Students organize independently to publicize KONY 2012 campaign
By Nick Neely, News Reporter
First-year Darien Upshaw organized a Kony 2012 event on his own. The event, Cover the Night, took place at sunset on Red Square April 20 at 7:30 p.m.
“I felt like this needed to happen,” Upshaw said.
April 20 was the date of Cover the Night, according to the Invisible Children website. The Cover the Night event was dedicated to raising awareness about radical Ugandan warlord Joseph Kony and his enslaved child soldiers.
Kony kidnaps these children and forces them to kill one another and their families. Kony has roughly 300-400 of these children, Upshaw said.
Students congregated at Red Square and discussed the events taking place in Uganda as well as put up posters about Kony around campus.
“The reason we want such a big group there is because we want to talk about what’s going on,” Upshaw said before the event.
Different organizations have suggested solutions to this problem. According to its video, the Invisible Children organization has sent representatives to discuss a peaceful resolution with Kony. The United Nations has also tried to intervene. However, Kony continues to wage war with his captured children.

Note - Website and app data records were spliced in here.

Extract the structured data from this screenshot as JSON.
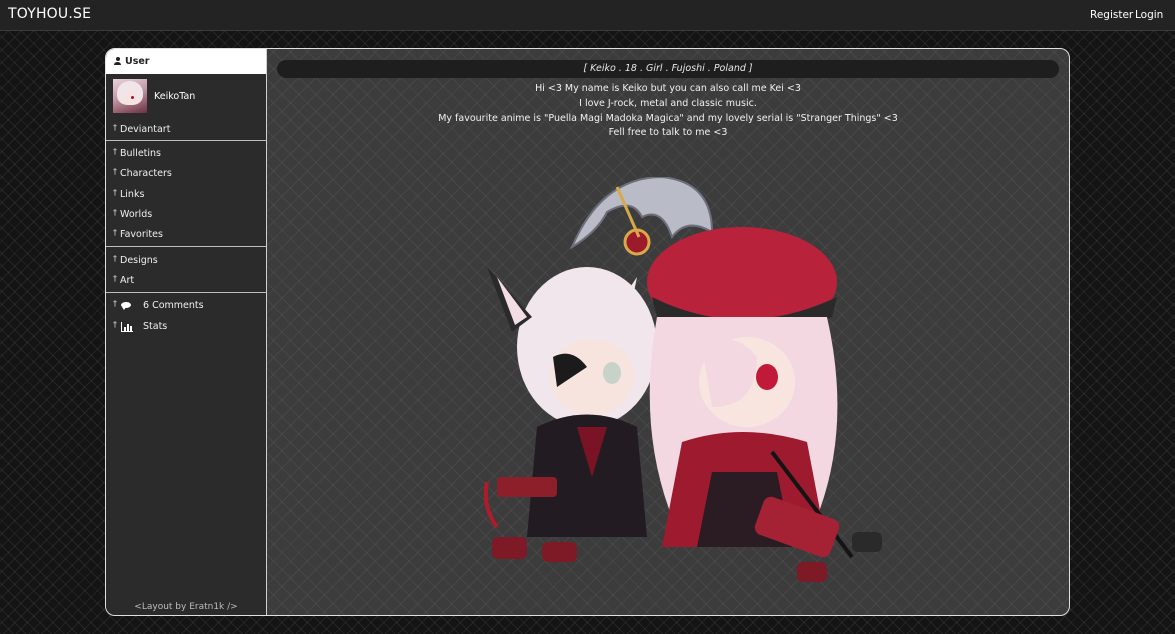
{
  "site": {
    "brand": "TOYHOU.SE",
    "register_label": "Register",
    "login_label": "Login"
  },
  "sidebar": {
    "header_label": "User",
    "username": "KeikoTan",
    "groups": [
      {
        "items": [
          {
            "label": "Deviantart"
          }
        ]
      },
      {
        "items": [
          {
            "label": "Bulletins"
          },
          {
            "label": "Characters"
          },
          {
            "label": "Links"
          },
          {
            "label": "Worlds"
          },
          {
            "label": "Favorites"
          }
        ]
      },
      {
        "items": [
          {
            "label": "Designs"
          },
          {
            "label": "Art"
          }
        ]
      },
      {
        "items": [
          {
            "label": "6 Comments",
            "icon": "speech-bubble-icon"
          },
          {
            "label": "Stats",
            "icon": "bar-chart-icon"
          }
        ]
      }
    ],
    "footer_credit": "<Layout by Eratn1k />"
  },
  "profile": {
    "title": "[ Keiko . 18 . Girl . Fujoshi . Poland ]",
    "bio_lines": [
      "Hi <3 My name is Keiko but you can also call me Kei <3",
      "I love J-rock, metal and classic music.",
      "My favourite anime is \"Puella Magi Madoka Magica\" and my lovely serial is \"Stranger Things\" <3",
      "Fell free to talk to me <3"
    ]
  },
  "colors": {
    "page_bg": "#141414",
    "panel_bg": "#3c3c3c",
    "sidebar_bg": "#2b2b2b",
    "accent_red": "#c4263a"
  }
}
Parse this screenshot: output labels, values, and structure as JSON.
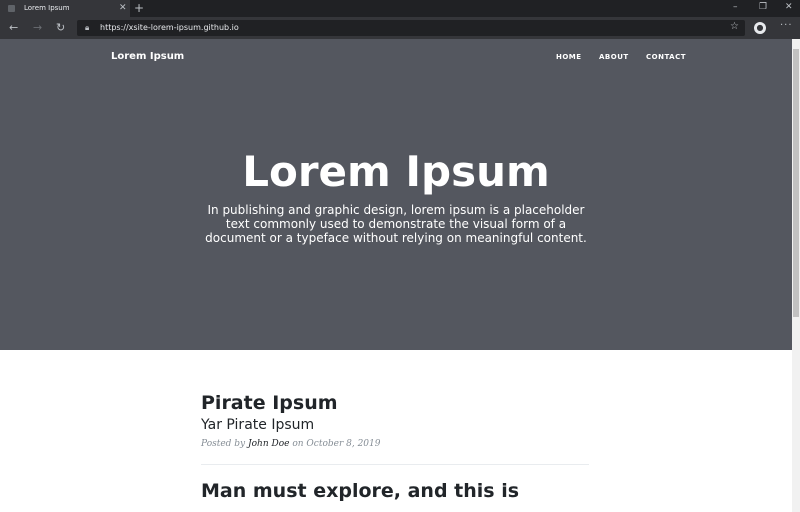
{
  "browser": {
    "tab_title": "Lorem Ipsum",
    "url": "https://xsite-lorem-ipsum.github.io"
  },
  "site": {
    "brand": "Lorem Ipsum",
    "nav": [
      "HOME",
      "ABOUT",
      "CONTACT"
    ]
  },
  "hero": {
    "title": "Lorem Ipsum",
    "subtitle": "In publishing and graphic design, lorem ipsum is a placeholder text commonly used to demonstrate the visual form of a document or a typeface without relying on meaningful content."
  },
  "posts": [
    {
      "title": "Pirate Ipsum",
      "subtitle": "Yar Pirate Ipsum",
      "meta_prefix": "Posted by",
      "author": "John Doe",
      "meta_on": "on October 8, 2019"
    },
    {
      "title": "Man must explore, and this is"
    }
  ],
  "colors": {
    "masthead": "#54575f",
    "text": "#212529",
    "meta": "#868e96"
  }
}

“A lot of people are discussing a military intervention, a lot of people are talking about funding,” Upshaw said.
Invisible Children is an organization created to rescue and rehabilitate Kony’s child soldiers by spreading awareness and gathering funds for the aid of these children. The movement started in 2002 and has recently resurged in popularity, Upshaw said.
This resurgence is due to a viral video created by Invisible Children’s co-founder, Jason Russell.
“They’re [the videos are] a powerful thing, and they’re the way to go if you want any kind of social movement to happen,” Upshaw said.
This new video started the Kony 2012 part of the Invisible Children movement, which seeks to raise awareness and action regarding Kony.
The most powerful things about viral videos is that they are less time consuming to watch, making them more popular with younger people, Upshaw said.
“It makes it simpler, it makes it faster,” Upshaw said.
Upshaw said the negativity following the initial Kony 2012 video was to be expected and even though there is controversy surrounding Russell, his video still did good for child soldiers in Uganda.
While the Invisible Children organization does visit schools to give presentations, they will not be attending the event at Red Square. Invisible Children visited PLU once before, Upshaw said.
Upshaw is not part of the on-campus Invisible Children club.
Senior Frank Roberts said he disagrees with the methods the Invisible Children organization’s methods.
“Overall, I think it’s [the KONY 2012 campaign] got very good intentions and it comes from a really good place. I just think it oversimplifies it.”
News Editor Amelia Heath contributed to this article.